REQUIRED WORK: Please copy the data exactly as it stands, minus the images.

DATA SUPPLIED:
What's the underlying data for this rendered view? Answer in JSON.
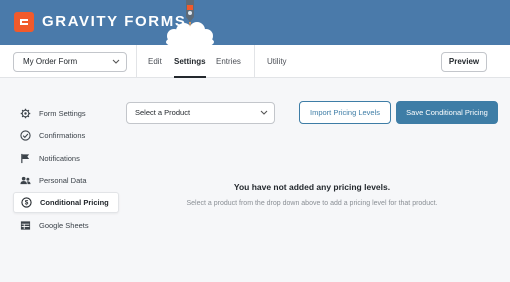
{
  "header": {
    "brand": "GRAVITY FORMS",
    "colors": {
      "header_bg": "#4a7aaa",
      "logo_accent": "#f15a2b"
    }
  },
  "toolbar": {
    "form_select_value": "My Order Form",
    "tabs": [
      {
        "label": "Edit"
      },
      {
        "label": "Settings",
        "active": true
      },
      {
        "label": "Entries"
      },
      {
        "label": "Utility"
      }
    ],
    "preview_label": "Preview"
  },
  "sidebar": {
    "items": [
      {
        "label": "Form Settings",
        "icon": "gear-icon"
      },
      {
        "label": "Confirmations",
        "icon": "check-circle-icon"
      },
      {
        "label": "Notifications",
        "icon": "flag-icon"
      },
      {
        "label": "Personal Data",
        "icon": "users-icon"
      },
      {
        "label": "Conditional Pricing",
        "icon": "dollar-icon",
        "active": true
      },
      {
        "label": "Google Sheets",
        "icon": "table-icon"
      }
    ]
  },
  "main": {
    "product_select_value": "Select a Product",
    "import_label": "Import Pricing Levels",
    "save_label": "Save Conditional Pricing",
    "empty_title": "You have not added any pricing levels.",
    "empty_desc": "Select a product from the drop down above to add a pricing level for that product.",
    "colors": {
      "primary": "#3e7da6"
    }
  }
}
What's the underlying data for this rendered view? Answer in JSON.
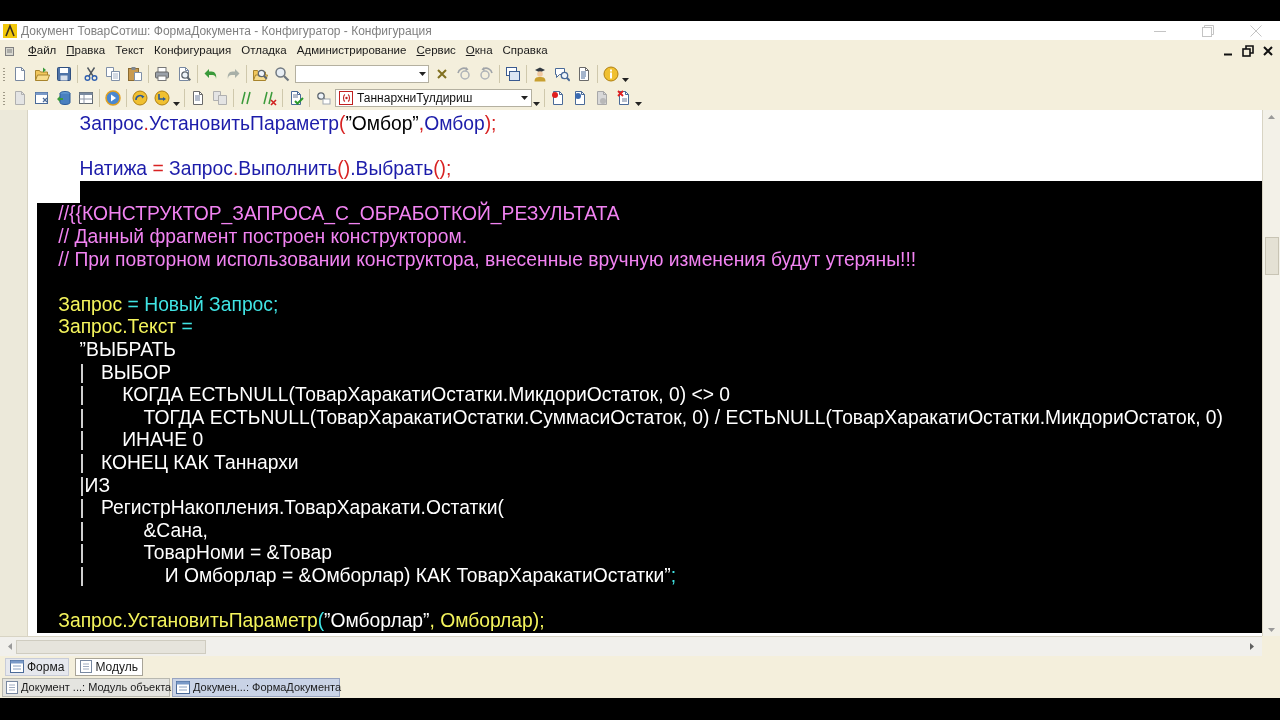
{
  "window": {
    "title": "Документ ТоварСотиш: ФормаДокумента - Конфигуратор - Конфигурация"
  },
  "menu_bar": {
    "items": [
      {
        "label": "Файл",
        "accelerator_underlined": true
      },
      {
        "label": "Правка",
        "accelerator_underlined": true
      },
      {
        "label": "Текст",
        "accelerator_underlined": false
      },
      {
        "label": "Конфигурация",
        "accelerator_underlined": false
      },
      {
        "label": "Отладка",
        "accelerator_underlined": false
      },
      {
        "label": "Администрирование",
        "accelerator_underlined": false
      },
      {
        "label": "Сервис",
        "accelerator_underlined": true
      },
      {
        "label": "Окна",
        "accelerator_underlined": true
      },
      {
        "label": "Справка",
        "accelerator_underlined": false
      }
    ]
  },
  "toolbar": {
    "procedure_field": {
      "value": "ТаннархниТулдириш"
    }
  },
  "editor": {
    "lines": [
      {
        "selected": false,
        "segments": [
          {
            "kind": "ident",
            "text": "\t\tЗапрос"
          },
          {
            "kind": "op",
            "text": "."
          },
          {
            "kind": "ident",
            "text": "УстановитьПараметр"
          },
          {
            "kind": "op",
            "text": "("
          },
          {
            "kind": "string",
            "text": "”Омбор”"
          },
          {
            "kind": "op",
            "text": ","
          },
          {
            "kind": "ident",
            "text": "Омбор"
          },
          {
            "kind": "op",
            "text": ");"
          }
        ]
      },
      {
        "selected": false
      },
      {
        "selected": false,
        "segments": [
          {
            "kind": "ident",
            "text": "\t\tНатижа"
          },
          {
            "kind": "op",
            "text": " = "
          },
          {
            "kind": "ident",
            "text": "Запрос"
          },
          {
            "kind": "op",
            "text": "."
          },
          {
            "kind": "ident",
            "text": "Выполнить"
          },
          {
            "kind": "op",
            "text": "()"
          },
          {
            "kind": "ident",
            "text": ".Выбрать"
          },
          {
            "kind": "op",
            "text": "();"
          }
        ]
      },
      {
        "selected": true
      },
      {
        "selected": true,
        "segments": [
          {
            "kind": "comment",
            "text": "\t//{{КОНСТРУКТОР_ЗАПРОСА_С_ОБРАБОТКОЙ_РЕЗУЛЬТАТА"
          }
        ]
      },
      {
        "selected": true,
        "segments": [
          {
            "kind": "comment",
            "text": "\t// Данный фрагмент построен конструктором."
          }
        ]
      },
      {
        "selected": true,
        "segments": [
          {
            "kind": "comment",
            "text": "\t// При повторном использовании конструктора, внесенные вручную изменения будут утеряны!!!"
          }
        ]
      },
      {
        "selected": true
      },
      {
        "selected": true,
        "segments": [
          {
            "kind": "ident",
            "text": "\tЗапрос"
          },
          {
            "kind": "op",
            "text": " = "
          },
          {
            "kind": "keyword",
            "text": "Новый Запрос"
          },
          {
            "kind": "op",
            "text": ";"
          }
        ]
      },
      {
        "selected": true,
        "segments": [
          {
            "kind": "ident",
            "text": "\tЗапрос.Текст"
          },
          {
            "kind": "op",
            "text": " ="
          }
        ]
      },
      {
        "selected": true,
        "segments": [
          {
            "kind": "string",
            "text": "\t\t”ВЫБРАТЬ"
          }
        ]
      },
      {
        "selected": true,
        "segments": [
          {
            "kind": "string",
            "text": "\t\t|\tВЫБОР"
          }
        ]
      },
      {
        "selected": true,
        "segments": [
          {
            "kind": "string",
            "text": "\t\t|\t\tКОГДА ЕСТЬNULL(ТоварХаракатиОстатки.МикдориОстаток, 0) <> 0"
          }
        ]
      },
      {
        "selected": true,
        "segments": [
          {
            "kind": "string",
            "text": "\t\t|\t\t\tТОГДА ЕСТЬNULL(ТоварХаракатиОстатки.СуммасиОстаток, 0) / ЕСТЬNULL(ТоварХаракатиОстатки.МикдориОстаток, 0)"
          }
        ]
      },
      {
        "selected": true,
        "segments": [
          {
            "kind": "string",
            "text": "\t\t|\t\tИНАЧЕ 0"
          }
        ]
      },
      {
        "selected": true,
        "segments": [
          {
            "kind": "string",
            "text": "\t\t|\tКОНЕЦ КАК Таннархи"
          }
        ]
      },
      {
        "selected": true,
        "segments": [
          {
            "kind": "string",
            "text": "\t\t|ИЗ"
          }
        ]
      },
      {
        "selected": true,
        "segments": [
          {
            "kind": "string",
            "text": "\t\t|\tРегистрНакопления.ТоварХаракати.Остатки("
          }
        ]
      },
      {
        "selected": true,
        "segments": [
          {
            "kind": "string",
            "text": "\t\t|\t\t\t&Сана,"
          }
        ]
      },
      {
        "selected": true,
        "segments": [
          {
            "kind": "string",
            "text": "\t\t|\t\t\tТоварНоми = &Товар"
          }
        ]
      },
      {
        "selected": true,
        "segments": [
          {
            "kind": "string",
            "text": "\t\t|\t\t\t\tИ Омборлар = &Омборлар) КАК ТоварХаракатиОстатки”"
          },
          {
            "kind": "op",
            "text": ";"
          }
        ]
      },
      {
        "selected": true
      },
      {
        "selected": true,
        "segments": [
          {
            "kind": "ident",
            "text": "\tЗапрос.УстановитьПараметр"
          },
          {
            "kind": "op",
            "text": "("
          },
          {
            "kind": "string",
            "text": "”Омборлар”"
          },
          {
            "kind": "ident",
            "text": ", Омборлар);"
          }
        ]
      }
    ]
  },
  "bottom_tabs": [
    {
      "label": "Форма",
      "kind": "form",
      "selected": false
    },
    {
      "label": "Модуль",
      "kind": "module",
      "selected": true
    }
  ],
  "open_windows": [
    {
      "label": "Документ ...: Модуль объекта",
      "kind": "module",
      "selected": false
    },
    {
      "label": "Докумен...: ФормаДокумента",
      "kind": "form",
      "selected": true
    }
  ]
}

ANSWER SECTION:
What's the underlying data for this rendered view? Answer in JSON.
{
  "header": {
    "brand": "GRAVITY FORMS",
    "colors": {
      "header_bg": "#4a7aaa",
      "logo_accent": "#f15a2b"
    }
  },
  "toolbar": {
    "form_select_value": "My Order Form",
    "tabs": [
      {
        "label": "Edit"
      },
      {
        "label": "Settings",
        "active": true
      },
      {
        "label": "Entries"
      },
      {
        "label": "Utility"
      }
    ],
    "preview_label": "Preview"
  },
  "sidebar": {
    "items": [
      {
        "label": "Form Settings",
        "icon": "gear-icon"
      },
      {
        "label": "Confirmations",
        "icon": "check-circle-icon"
      },
      {
        "label": "Notifications",
        "icon": "flag-icon"
      },
      {
        "label": "Personal Data",
        "icon": "users-icon"
      },
      {
        "label": "Conditional Pricing",
        "icon": "dollar-icon",
        "active": true
      },
      {
        "label": "Google Sheets",
        "icon": "table-icon"
      }
    ]
  },
  "main": {
    "product_select_value": "Select a Product",
    "import_label": "Import Pricing Levels",
    "save_label": "Save Conditional Pricing",
    "empty_title": "You have not added any pricing levels.",
    "empty_desc": "Select a product from the drop down above to add a pricing level for that product.",
    "colors": {
      "primary": "#3e7da6"
    }
  }
}
What's the underlying data for this rendered view? Answer in JSON.
{
  "window": {
    "title": "Документ ТоварСотиш: ФормаДокумента - Конфигуратор - Конфигурация"
  },
  "menu_bar": {
    "items": [
      {
        "label": "Файл",
        "accelerator_underlined": true
      },
      {
        "label": "Правка",
        "accelerator_underlined": true
      },
      {
        "label": "Текст",
        "accelerator_underlined": false
      },
      {
        "label": "Конфигурация",
        "accelerator_underlined": false
      },
      {
        "label": "Отладка",
        "accelerator_underlined": false
      },
      {
        "label": "Администрирование",
        "accelerator_underlined": false
      },
      {
        "label": "Сервис",
        "accelerator_underlined": true
      },
      {
        "label": "Окна",
        "accelerator_underlined": true
      },
      {
        "label": "Справка",
        "accelerator_underlined": false
      }
    ]
  },
  "toolbar": {
    "procedure_field": {
      "value": "ТаннархниТулдириш"
    }
  },
  "editor": {
    "lines": [
      {
        "selected": false,
        "segments": [
          {
            "kind": "ident",
            "text": "\t\tЗапрос"
          },
          {
            "kind": "op",
            "text": "."
          },
          {
            "kind": "ident",
            "text": "УстановитьПараметр"
          },
          {
            "kind": "op",
            "text": "("
          },
          {
            "kind": "string",
            "text": "”Омбор”"
          },
          {
            "kind": "op",
            "text": ","
          },
          {
            "kind": "ident",
            "text": "Омбор"
          },
          {
            "kind": "op",
            "text": ");"
          }
        ]
      },
      {
        "selected": false
      },
      {
        "selected": false,
        "segments": [
          {
            "kind": "ident",
            "text": "\t\tНатижа"
          },
          {
            "kind": "op",
            "text": " = "
          },
          {
            "kind": "ident",
            "text": "Запрос"
          },
          {
            "kind": "op",
            "text": "."
          },
          {
            "kind": "ident",
            "text": "Выполнить"
          },
          {
            "kind": "op",
            "text": "()"
          },
          {
            "kind": "ident",
            "text": ".Выбрать"
          },
          {
            "kind": "op",
            "text": "();"
          }
        ]
      },
      {
        "selected": true
      },
      {
        "selected": true,
        "segments": [
          {
            "kind": "comment",
            "text": "\t//{{КОНСТРУКТОР_ЗАПРОСА_С_ОБРАБОТКОЙ_РЕЗУЛЬТАТА"
          }
        ]
      },
      {
        "selected": true,
        "segments": [
          {
            "kind": "comment",
            "text": "\t// Данный фрагмент построен конструктором."
          }
        ]
      },
      {
        "selected": true,
        "segments": [
          {
            "kind": "comment",
            "text": "\t// При повторном использовании конструктора, внесенные вручную изменения будут утеряны!!!"
          }
        ]
      },
      {
        "selected": true
      },
      {
        "selected": true,
        "segments": [
          {
            "kind": "ident",
            "text": "\tЗапрос"
          },
          {
            "kind": "op",
            "text": " = "
          },
          {
            "kind": "keyword",
            "text": "Новый Запрос"
          },
          {
            "kind": "op",
            "text": ";"
          }
        ]
      },
      {
        "selected": true,
        "segments": [
          {
            "kind": "ident",
            "text": "\tЗапрос.Текст"
          },
          {
            "kind": "op",
            "text": " ="
          }
        ]
      },
      {
        "selected": true,
        "segments": [
          {
            "kind": "string",
            "text": "\t\t”ВЫБРАТЬ"
          }
        ]
      },
      {
        "selected": true,
        "segments": [
          {
            "kind": "string",
            "text": "\t\t|\tВЫБОР"
          }
        ]
      },
      {
        "selected": true,
        "segments": [
          {
            "kind": "string",
            "text": "\t\t|\t\tКОГДА ЕСТЬNULL(ТоварХаракатиОстатки.МикдориОстаток, 0) <> 0"
          }
        ]
      },
      {
        "selected": true,
        "segments": [
          {
            "kind": "string",
            "text": "\t\t|\t\t\tТОГДА ЕСТЬNULL(ТоварХаракатиОстатки.СуммасиОстаток, 0) / ЕСТЬNULL(ТоварХаракатиОстатки.МикдориОстаток, 0)"
          }
        ]
      },
      {
        "selected": true,
        "segments": [
          {
            "kind": "string",
            "text": "\t\t|\t\tИНАЧЕ 0"
          }
        ]
      },
      {
        "selected": true,
        "segments": [
          {
            "kind": "string",
            "text": "\t\t|\tКОНЕЦ КАК Таннархи"
          }
        ]
      },
      {
        "selected": true,
        "segments": [
          {
            "kind": "string",
            "text": "\t\t|ИЗ"
          }
        ]
      },
      {
        "selected": true,
        "segments": [
          {
            "kind": "string",
            "text": "\t\t|\tРегистрНакопления.ТоварХаракати.Остатки("
          }
        ]
      },
      {
        "selected": true,
        "segments": [
          {
            "kind": "string",
            "text": "\t\t|\t\t\t&Сана,"
          }
        ]
      },
      {
        "selected": true,
        "segments": [
          {
            "kind": "string",
            "text": "\t\t|\t\t\tТоварНоми = &Товар"
          }
        ]
      },
      {
        "selected": true,
        "segments": [
          {
            "kind": "string",
            "text": "\t\t|\t\t\t\tИ Омборлар = &Омборлар) КАК ТоварХаракатиОстатки”"
          },
          {
            "kind": "op",
            "text": ";"
          }
        ]
      },
      {
        "selected": true
      },
      {
        "selected": true,
        "segments": [
          {
            "kind": "ident",
            "text": "\tЗапрос.УстановитьПараметр"
          },
          {
            "kind": "op",
            "text": "("
          },
          {
            "kind": "string",
            "text": "”Омборлар”"
          },
          {
            "kind": "ident",
            "text": ", Омборлар);"
          }
        ]
      }
    ]
  },
  "bottom_tabs": [
    {
      "label": "Форма",
      "kind": "form",
      "selected": false
    },
    {
      "label": "Модуль",
      "kind": "module",
      "selected": true
    }
  ],
  "open_windows": [
    {
      "label": "Документ ...: Модуль объекта",
      "kind": "module",
      "selected": false
    },
    {
      "label": "Докумен...: ФормаДокумента",
      "kind": "form",
      "selected": true
    }
  ]
}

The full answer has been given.